<<<<

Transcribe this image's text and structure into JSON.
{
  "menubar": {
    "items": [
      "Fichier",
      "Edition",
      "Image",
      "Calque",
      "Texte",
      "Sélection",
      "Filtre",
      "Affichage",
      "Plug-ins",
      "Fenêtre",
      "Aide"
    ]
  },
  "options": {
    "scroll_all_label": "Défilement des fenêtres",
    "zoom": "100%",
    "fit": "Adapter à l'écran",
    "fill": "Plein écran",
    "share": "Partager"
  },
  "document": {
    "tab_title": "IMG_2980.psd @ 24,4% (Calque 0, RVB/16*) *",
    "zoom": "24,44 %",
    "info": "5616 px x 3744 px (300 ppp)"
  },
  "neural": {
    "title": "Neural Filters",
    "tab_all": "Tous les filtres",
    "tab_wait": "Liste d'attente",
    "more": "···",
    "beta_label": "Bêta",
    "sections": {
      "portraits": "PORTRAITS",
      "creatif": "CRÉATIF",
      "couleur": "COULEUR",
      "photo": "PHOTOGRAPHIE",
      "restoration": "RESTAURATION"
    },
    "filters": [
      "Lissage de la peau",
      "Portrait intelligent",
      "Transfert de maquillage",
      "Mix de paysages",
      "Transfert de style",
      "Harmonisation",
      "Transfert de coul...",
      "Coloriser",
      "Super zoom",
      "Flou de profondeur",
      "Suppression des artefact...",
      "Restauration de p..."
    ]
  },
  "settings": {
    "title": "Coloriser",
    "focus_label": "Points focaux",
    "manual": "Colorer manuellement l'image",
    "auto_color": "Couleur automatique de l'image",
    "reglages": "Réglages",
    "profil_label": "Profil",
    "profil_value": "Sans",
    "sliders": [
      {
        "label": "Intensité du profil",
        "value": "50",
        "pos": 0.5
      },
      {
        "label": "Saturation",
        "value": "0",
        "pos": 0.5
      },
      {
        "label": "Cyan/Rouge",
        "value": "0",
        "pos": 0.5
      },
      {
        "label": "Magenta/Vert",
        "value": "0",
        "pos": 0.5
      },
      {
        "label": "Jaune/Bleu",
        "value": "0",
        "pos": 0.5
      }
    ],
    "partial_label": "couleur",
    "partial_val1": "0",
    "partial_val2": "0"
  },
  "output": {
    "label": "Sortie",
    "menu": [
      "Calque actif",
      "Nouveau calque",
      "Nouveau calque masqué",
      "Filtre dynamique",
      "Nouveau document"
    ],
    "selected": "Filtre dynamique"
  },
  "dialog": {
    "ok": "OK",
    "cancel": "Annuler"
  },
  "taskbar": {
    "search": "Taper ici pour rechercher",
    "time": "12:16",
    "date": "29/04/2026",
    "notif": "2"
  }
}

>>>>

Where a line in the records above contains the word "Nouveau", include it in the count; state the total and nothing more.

3